“These labels are often very silly. [Even so,] You have to make some distinction between the contemporary pop releases of new artists—there are some really good new artists that have put records out—and [our albums]. It would make a very impossible comparison to take the merits of some of those records and compare them to the merits of John Legend’s record or our record or Barbra or Michael or Andrea. Our records are already pretty different from one another. If you added Billie Eilish into that race, it would be impossible. That should be in a category of the things that have dominated the charts. That’s what that’s about.”
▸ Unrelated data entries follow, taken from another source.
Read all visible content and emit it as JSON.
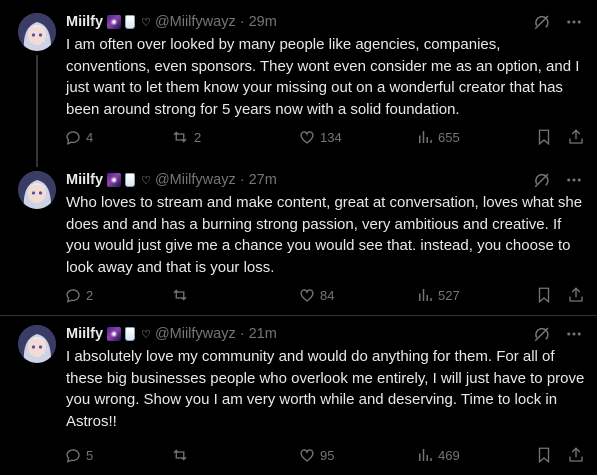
{
  "posts": [
    {
      "display_name": "Miilfy",
      "heart": "♡",
      "handle": "@Miilfywayz",
      "separator": "·",
      "time": "29m",
      "text": "I am often over looked by many people like agencies, companies, conventions, even sponsors. They wont even consider me as an option, and I just want to let them know your missing out on a wonderful creator that has been around strong for 5 years now with a solid foundation.",
      "replies": "4",
      "reposts": "2",
      "likes": "134",
      "views": "655"
    },
    {
      "display_name": "Miilfy",
      "heart": "♡",
      "handle": "@Miilfywayz",
      "separator": "·",
      "time": "27m",
      "text": "Who loves to stream and make content, great at conversation, loves what she does and and has a burning strong passion, very ambitious and creative. If you would just give me a chance you would see that. instead, you choose to look away and that is your loss.",
      "replies": "2",
      "reposts": "",
      "likes": "84",
      "views": "527"
    },
    {
      "display_name": "Miilfy",
      "heart": "♡",
      "handle": "@Miilfywayz",
      "separator": "·",
      "time": "21m",
      "text": "I absolutely love my community and would do anything for them. For all of these big businesses people who overlook me entirely, I will just have to prove you wrong. Show you I am very worth while and deserving. Time to lock in Astros!!",
      "replies": "5",
      "reposts": "",
      "likes": "95",
      "views": "469"
    }
  ],
  "icons": {
    "name_emojis": [
      "galaxy-emoji",
      "milk-glass-emoji",
      "white-heart-emoji"
    ],
    "top": [
      "grok-icon",
      "more-icon"
    ],
    "actions": [
      "reply-icon",
      "repost-icon",
      "like-icon",
      "views-icon",
      "bookmark-icon",
      "share-icon"
    ]
  },
  "colors": {
    "background": "#000000",
    "text": "#e7e9ea",
    "secondary": "#71767b",
    "thread_line": "#333639",
    "divider": "#2f3336"
  }
}
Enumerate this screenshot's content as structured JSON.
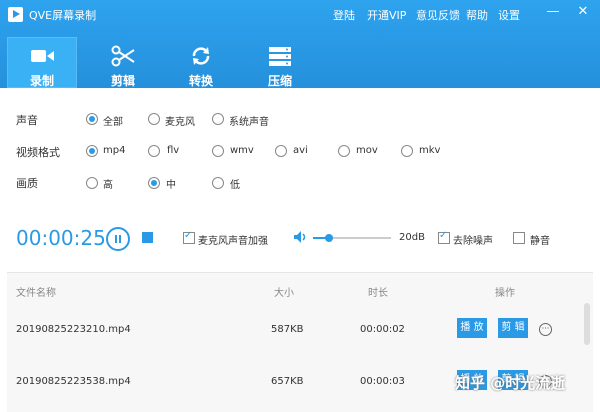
{
  "app": {
    "title": "QVE屏幕录制"
  },
  "top_links": [
    "登陆",
    "开通VIP",
    "意见反馈",
    "帮助",
    "设置"
  ],
  "window_controls": {
    "minimize": "—",
    "close": "✕"
  },
  "tabs": [
    {
      "label": "录制",
      "icon": "video-camera-icon"
    },
    {
      "label": "剪辑",
      "icon": "scissors-icon"
    },
    {
      "label": "转换",
      "icon": "convert-arrows-icon"
    },
    {
      "label": "压缩",
      "icon": "compress-icon"
    }
  ],
  "settings": {
    "audio": {
      "label": "声音",
      "options": [
        "全部",
        "麦克风",
        "系统声音"
      ],
      "selected": "全部"
    },
    "format": {
      "label": "视频格式",
      "options": [
        "mp4",
        "flv",
        "wmv",
        "avi",
        "mov",
        "mkv"
      ],
      "selected": "mp4"
    },
    "quality": {
      "label": "画质",
      "options": [
        "高",
        "中",
        "低"
      ],
      "selected": "中"
    }
  },
  "recorder": {
    "time": "00:00:25",
    "mic_boost_label": "麦克风声音加强",
    "volume_db": "20dB",
    "volume_level": 0.2,
    "denoise_label": "去除噪声",
    "mute_label": "静音"
  },
  "files": {
    "headers": {
      "name": "文件名称",
      "size": "大小",
      "duration": "时长",
      "actions": "操作"
    },
    "rows": [
      {
        "name": "20190825223210.mp4",
        "size": "587KB",
        "duration": "00:00:02"
      },
      {
        "name": "20190825223538.mp4",
        "size": "657KB",
        "duration": "00:00:03"
      }
    ],
    "play_label": "播 放",
    "edit_label": "剪 辑"
  },
  "watermark": "知乎 @时光流逝"
}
This is Costello’s 15th Grammy nomination. That’s not a large number considering he’s been recording for 42 years. “You just have to keep working, and every once in a while you get into these horseraces.”
Costello skipped the Grammys when he was nominated for best new artist of 1978, even though he was in Los Angeles, where they were held. “I elected to go and play a country & western show at the Palomino in North Hollywood. Those sorts of things [awards shows] weren’t very real to me.”
He wound up losing to two-hit wonders A Taste of Honey, a loss that is invariably cited on lists of greatest Grammy blunders.
While Costello’s 1-13 win-loss ratio at the Grammys is lackluster, he will forever be grateful to the Grammys for one thing. “The best thing I ever got from the Grammys was not an award, but was the invitation [in 2002] to co-present an award with [Diana Krall, who would become] my wife. That’s how we really met and got to spend some time together. We had met very briefly on one occasion before that, but this was really our first date, albeit a blind date, and it was on global television presenting an award with Gwen Stefani.”
Costello hasn’t decided if he’s going to attend the Grammys on Jan. 26. “I don’t know. You’ve got to have a frock to wear and some nice shoes. Nobody asks you about the music when you turn up at those things.
“The whole thing is just like a crazy dream to me. If I get to come along, I’ll try to have fun. You always see people. I know people across so many styles of music.”